:: Instructions to follow ::
Lines from the records below that contain the word "amount" are to be copied out.

═════ Dataset records ═════

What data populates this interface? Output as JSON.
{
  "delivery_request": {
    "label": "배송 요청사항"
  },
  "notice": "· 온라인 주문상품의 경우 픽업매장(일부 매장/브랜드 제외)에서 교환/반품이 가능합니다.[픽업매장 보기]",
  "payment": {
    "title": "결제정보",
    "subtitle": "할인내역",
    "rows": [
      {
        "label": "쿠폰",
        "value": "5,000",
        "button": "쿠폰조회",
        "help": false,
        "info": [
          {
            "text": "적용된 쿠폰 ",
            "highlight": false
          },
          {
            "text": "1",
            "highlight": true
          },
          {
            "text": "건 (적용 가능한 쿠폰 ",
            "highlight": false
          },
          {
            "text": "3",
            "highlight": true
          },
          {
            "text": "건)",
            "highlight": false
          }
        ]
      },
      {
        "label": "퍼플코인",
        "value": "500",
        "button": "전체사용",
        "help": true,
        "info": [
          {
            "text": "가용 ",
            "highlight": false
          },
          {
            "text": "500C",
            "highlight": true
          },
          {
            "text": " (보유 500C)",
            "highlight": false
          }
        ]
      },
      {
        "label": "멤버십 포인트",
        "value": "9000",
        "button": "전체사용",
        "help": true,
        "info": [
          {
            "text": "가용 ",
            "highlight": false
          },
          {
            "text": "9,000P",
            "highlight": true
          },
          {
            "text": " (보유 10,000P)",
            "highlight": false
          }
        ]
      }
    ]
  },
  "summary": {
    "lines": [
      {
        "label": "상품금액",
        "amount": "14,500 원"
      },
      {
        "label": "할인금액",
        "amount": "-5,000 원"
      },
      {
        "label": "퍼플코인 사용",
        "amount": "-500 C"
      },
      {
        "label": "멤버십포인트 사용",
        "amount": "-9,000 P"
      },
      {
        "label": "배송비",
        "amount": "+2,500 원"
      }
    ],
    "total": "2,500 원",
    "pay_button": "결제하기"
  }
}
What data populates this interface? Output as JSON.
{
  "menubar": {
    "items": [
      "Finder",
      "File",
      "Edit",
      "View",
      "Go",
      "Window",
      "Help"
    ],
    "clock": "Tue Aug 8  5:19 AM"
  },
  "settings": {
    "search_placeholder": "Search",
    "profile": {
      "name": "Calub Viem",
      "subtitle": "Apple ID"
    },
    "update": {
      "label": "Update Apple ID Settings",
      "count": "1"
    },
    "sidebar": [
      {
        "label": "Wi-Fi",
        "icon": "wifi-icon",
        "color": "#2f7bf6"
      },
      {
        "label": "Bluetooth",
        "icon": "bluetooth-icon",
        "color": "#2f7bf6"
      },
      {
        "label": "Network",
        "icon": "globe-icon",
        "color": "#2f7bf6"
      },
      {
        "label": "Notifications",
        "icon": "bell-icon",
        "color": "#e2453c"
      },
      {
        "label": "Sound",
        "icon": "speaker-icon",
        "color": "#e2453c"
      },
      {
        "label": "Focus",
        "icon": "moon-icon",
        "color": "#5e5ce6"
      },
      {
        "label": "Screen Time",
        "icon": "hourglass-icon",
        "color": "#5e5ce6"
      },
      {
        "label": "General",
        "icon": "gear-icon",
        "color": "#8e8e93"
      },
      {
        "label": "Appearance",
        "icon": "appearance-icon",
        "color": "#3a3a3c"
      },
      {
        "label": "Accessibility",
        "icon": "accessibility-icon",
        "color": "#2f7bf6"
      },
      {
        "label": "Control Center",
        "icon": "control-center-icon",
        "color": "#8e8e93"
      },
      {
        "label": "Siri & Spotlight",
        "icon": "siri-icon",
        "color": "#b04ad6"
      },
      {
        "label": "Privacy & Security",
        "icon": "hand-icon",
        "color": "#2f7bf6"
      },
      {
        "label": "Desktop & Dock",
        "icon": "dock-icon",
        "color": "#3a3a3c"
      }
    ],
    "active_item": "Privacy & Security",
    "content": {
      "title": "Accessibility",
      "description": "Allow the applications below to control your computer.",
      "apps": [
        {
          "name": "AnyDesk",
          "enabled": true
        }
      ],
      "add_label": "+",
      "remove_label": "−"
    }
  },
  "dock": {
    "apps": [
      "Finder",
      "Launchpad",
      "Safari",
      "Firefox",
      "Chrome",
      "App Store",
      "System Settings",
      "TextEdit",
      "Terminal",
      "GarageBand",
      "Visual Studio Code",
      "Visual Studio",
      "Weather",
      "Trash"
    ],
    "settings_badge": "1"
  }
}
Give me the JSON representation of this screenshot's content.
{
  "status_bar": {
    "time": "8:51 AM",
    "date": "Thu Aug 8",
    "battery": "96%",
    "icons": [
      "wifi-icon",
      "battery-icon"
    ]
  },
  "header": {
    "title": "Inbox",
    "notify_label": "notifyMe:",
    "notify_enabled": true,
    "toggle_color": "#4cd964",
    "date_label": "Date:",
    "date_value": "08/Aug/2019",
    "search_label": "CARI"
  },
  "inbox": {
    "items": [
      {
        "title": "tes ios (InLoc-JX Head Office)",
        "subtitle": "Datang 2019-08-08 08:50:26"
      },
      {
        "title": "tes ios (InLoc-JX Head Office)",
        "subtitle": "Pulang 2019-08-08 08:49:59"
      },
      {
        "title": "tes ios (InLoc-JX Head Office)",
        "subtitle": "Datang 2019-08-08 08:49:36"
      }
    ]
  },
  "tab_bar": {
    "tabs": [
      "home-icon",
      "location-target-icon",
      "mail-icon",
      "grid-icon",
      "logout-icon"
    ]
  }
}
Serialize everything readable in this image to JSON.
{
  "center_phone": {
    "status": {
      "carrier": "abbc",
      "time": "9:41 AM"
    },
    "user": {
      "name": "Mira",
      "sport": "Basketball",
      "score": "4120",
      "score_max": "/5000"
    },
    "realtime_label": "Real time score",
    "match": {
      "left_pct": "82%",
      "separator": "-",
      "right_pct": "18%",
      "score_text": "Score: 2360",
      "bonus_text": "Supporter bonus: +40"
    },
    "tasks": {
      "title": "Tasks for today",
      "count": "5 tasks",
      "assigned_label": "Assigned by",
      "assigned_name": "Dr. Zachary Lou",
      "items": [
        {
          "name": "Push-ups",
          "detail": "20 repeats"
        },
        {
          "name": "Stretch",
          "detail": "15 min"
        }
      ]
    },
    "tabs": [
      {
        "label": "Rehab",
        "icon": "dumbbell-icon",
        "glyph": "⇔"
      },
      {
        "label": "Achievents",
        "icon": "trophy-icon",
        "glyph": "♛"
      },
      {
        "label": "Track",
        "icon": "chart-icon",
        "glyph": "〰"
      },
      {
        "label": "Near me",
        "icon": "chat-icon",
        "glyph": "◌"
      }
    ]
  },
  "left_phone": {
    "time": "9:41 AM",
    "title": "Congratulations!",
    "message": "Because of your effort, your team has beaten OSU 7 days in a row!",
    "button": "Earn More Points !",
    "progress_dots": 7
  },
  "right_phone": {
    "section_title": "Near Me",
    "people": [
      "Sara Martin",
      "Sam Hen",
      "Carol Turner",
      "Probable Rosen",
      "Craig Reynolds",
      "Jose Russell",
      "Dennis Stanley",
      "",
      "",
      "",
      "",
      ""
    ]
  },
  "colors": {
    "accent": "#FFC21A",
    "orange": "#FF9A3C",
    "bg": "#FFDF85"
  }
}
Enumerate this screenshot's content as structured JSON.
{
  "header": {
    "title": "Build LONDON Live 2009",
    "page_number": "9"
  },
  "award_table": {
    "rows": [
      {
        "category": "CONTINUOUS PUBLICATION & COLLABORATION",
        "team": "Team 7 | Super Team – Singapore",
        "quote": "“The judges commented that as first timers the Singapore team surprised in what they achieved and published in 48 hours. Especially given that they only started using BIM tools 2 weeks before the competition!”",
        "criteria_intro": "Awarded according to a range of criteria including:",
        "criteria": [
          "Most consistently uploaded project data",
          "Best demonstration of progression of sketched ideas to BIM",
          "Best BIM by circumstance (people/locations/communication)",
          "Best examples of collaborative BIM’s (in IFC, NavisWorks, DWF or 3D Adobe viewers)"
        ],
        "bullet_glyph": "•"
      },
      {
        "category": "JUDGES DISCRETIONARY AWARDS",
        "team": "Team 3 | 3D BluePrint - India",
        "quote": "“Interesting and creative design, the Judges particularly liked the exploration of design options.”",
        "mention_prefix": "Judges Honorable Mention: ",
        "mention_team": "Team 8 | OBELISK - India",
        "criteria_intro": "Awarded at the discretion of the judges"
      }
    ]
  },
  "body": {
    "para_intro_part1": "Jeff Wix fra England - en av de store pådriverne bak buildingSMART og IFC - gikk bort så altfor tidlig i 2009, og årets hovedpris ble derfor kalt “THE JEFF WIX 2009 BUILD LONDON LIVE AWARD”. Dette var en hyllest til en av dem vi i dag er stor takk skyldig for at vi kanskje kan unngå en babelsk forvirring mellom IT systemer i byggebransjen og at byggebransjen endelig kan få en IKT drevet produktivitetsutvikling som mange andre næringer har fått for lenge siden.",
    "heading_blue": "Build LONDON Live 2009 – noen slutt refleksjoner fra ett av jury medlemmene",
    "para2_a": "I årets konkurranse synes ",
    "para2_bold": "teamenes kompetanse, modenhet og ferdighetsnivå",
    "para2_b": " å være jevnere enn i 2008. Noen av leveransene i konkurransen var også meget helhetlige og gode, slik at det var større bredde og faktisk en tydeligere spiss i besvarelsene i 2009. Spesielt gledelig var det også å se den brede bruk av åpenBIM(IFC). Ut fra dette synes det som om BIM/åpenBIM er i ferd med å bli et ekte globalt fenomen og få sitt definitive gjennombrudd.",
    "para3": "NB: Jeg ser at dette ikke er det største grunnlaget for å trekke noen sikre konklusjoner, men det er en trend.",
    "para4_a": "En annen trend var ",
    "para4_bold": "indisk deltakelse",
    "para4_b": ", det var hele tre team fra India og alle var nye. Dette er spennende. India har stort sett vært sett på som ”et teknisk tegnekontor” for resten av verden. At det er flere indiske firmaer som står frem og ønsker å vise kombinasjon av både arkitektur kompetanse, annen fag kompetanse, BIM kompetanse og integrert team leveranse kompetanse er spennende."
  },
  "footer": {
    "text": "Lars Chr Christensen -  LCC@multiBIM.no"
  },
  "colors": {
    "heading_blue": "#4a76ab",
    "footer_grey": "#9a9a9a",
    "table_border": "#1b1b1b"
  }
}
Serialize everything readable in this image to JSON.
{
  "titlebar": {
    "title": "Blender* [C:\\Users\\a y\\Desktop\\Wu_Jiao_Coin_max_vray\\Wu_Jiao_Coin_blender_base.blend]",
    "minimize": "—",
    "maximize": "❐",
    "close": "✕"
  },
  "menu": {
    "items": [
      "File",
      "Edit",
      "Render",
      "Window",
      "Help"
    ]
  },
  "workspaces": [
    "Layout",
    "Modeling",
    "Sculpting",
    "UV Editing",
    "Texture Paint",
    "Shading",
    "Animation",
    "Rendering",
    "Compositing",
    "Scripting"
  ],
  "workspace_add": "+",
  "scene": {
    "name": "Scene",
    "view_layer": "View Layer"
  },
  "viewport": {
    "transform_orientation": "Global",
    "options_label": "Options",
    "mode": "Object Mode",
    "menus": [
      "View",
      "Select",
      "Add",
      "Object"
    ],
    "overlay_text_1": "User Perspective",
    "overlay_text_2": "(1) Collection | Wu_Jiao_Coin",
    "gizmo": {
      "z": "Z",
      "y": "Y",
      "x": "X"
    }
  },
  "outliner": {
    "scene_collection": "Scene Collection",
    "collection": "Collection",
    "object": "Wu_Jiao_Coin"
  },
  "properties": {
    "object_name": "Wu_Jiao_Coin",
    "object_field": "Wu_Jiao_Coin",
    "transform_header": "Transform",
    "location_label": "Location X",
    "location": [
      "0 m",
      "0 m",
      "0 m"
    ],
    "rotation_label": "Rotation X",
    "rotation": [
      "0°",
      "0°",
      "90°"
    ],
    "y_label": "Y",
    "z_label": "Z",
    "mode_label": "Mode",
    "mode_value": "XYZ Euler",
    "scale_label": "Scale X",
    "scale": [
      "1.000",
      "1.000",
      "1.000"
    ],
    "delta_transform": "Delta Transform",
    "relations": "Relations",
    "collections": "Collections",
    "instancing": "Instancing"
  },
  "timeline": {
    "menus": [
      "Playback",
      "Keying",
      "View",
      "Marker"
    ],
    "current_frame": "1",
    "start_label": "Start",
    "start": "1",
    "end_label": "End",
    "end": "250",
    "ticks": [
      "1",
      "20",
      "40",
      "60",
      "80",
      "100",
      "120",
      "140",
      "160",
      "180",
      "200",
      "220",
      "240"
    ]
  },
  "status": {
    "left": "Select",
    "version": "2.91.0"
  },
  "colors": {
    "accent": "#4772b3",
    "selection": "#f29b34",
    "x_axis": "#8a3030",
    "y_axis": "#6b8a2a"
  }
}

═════

:: Response to the exercise ::
        "amount": "14,500 원"
        "amount": "-5,000 원"
        "amount": "-500 C"
        "amount": "-9,000 P"
        "amount": "+2,500 원"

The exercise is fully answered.